» Description of the task
Consider each line of the material below and note whether it holds "NTVDM". State how many do, and nothing else.

» Given records

● ● ● ● ●

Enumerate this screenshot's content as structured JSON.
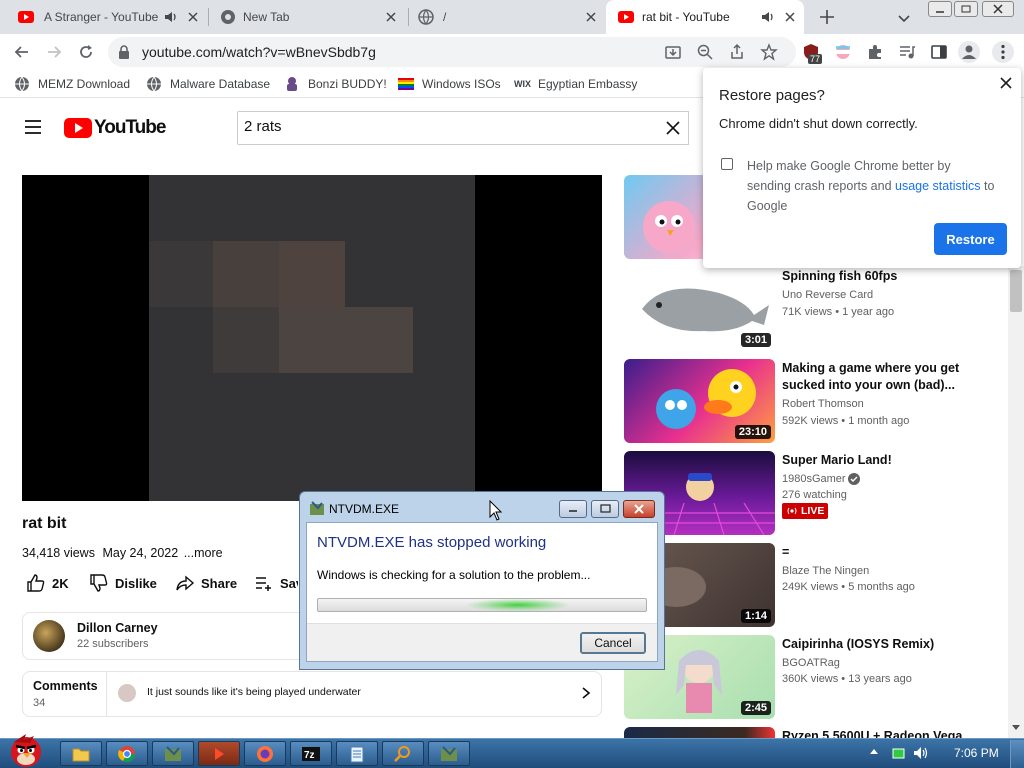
{
  "tabs": [
    {
      "title": "A Stranger - YouTube"
    },
    {
      "title": "New Tab"
    },
    {
      "title": "/"
    },
    {
      "title": "rat bit - YouTube"
    }
  ],
  "toolbar": {
    "url": "youtube.com/watch?v=wBnevSbdb7g",
    "extension_badge": "77"
  },
  "bookmarks": [
    {
      "label": "MEMZ Download"
    },
    {
      "label": "Malware Database"
    },
    {
      "label": "Bonzi BUDDY!"
    },
    {
      "label": "Windows ISOs"
    },
    {
      "label": "Egyptian Embassy"
    }
  ],
  "youtube": {
    "logo": "YouTube",
    "search_query": "2 rats",
    "video": {
      "title": "rat bit",
      "views": "34,418 views",
      "date": "May 24, 2022",
      "more": "...more",
      "likes": "2K",
      "dislike_label": "Dislike",
      "share_label": "Share",
      "save_label": "Save"
    },
    "channel": {
      "name": "Dillon Carney",
      "subscribers": "22 subscribers"
    },
    "comments": {
      "label": "Comments",
      "count": "34",
      "top_comment": "It just sounds like it's being played underwater"
    },
    "recommended": [
      {
        "title": "Spinning fish 60fps",
        "channel": "Uno Reverse Card",
        "meta": "71K views • 1 year ago",
        "duration": "3:01"
      },
      {
        "title": "Making a game where you get sucked into your own (bad)...",
        "channel": "Robert Thomson",
        "meta": "592K views • 1 month ago",
        "duration": "23:10"
      },
      {
        "title": "Super Mario Land!",
        "channel": "1980sGamer",
        "meta": "276 watching",
        "live": "LIVE"
      },
      {
        "title": "=",
        "channel": "Blaze The Ningen",
        "meta": "249K views • 5 months ago",
        "duration": "1:14"
      },
      {
        "title": "Caipirinha (IOSYS Remix)",
        "channel": "BGOATRag",
        "meta": "360K views • 13 years ago",
        "duration": "2:45"
      },
      {
        "title": "Ryzen 5 5600U + Radeon Vega"
      }
    ]
  },
  "restore_popup": {
    "title": "Restore pages?",
    "message": "Chrome didn't shut down correctly.",
    "checkbox_prefix": "Help make Google Chrome better by sending crash reports and",
    "checkbox_link": "usage statistics",
    "checkbox_suffix": "to Google",
    "button": "Restore"
  },
  "dialog": {
    "title": "NTVDM.EXE",
    "heading": "NTVDM.EXE has stopped working",
    "message": "Windows is checking for a solution to the problem...",
    "cancel": "Cancel"
  },
  "taskbar": {
    "clock": "7:06 PM"
  },
  "colors": {
    "youtube_red": "#ff0000",
    "chrome_blue": "#1a73e8",
    "live_red": "#cc0000"
  }
}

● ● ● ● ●

» Written reply
2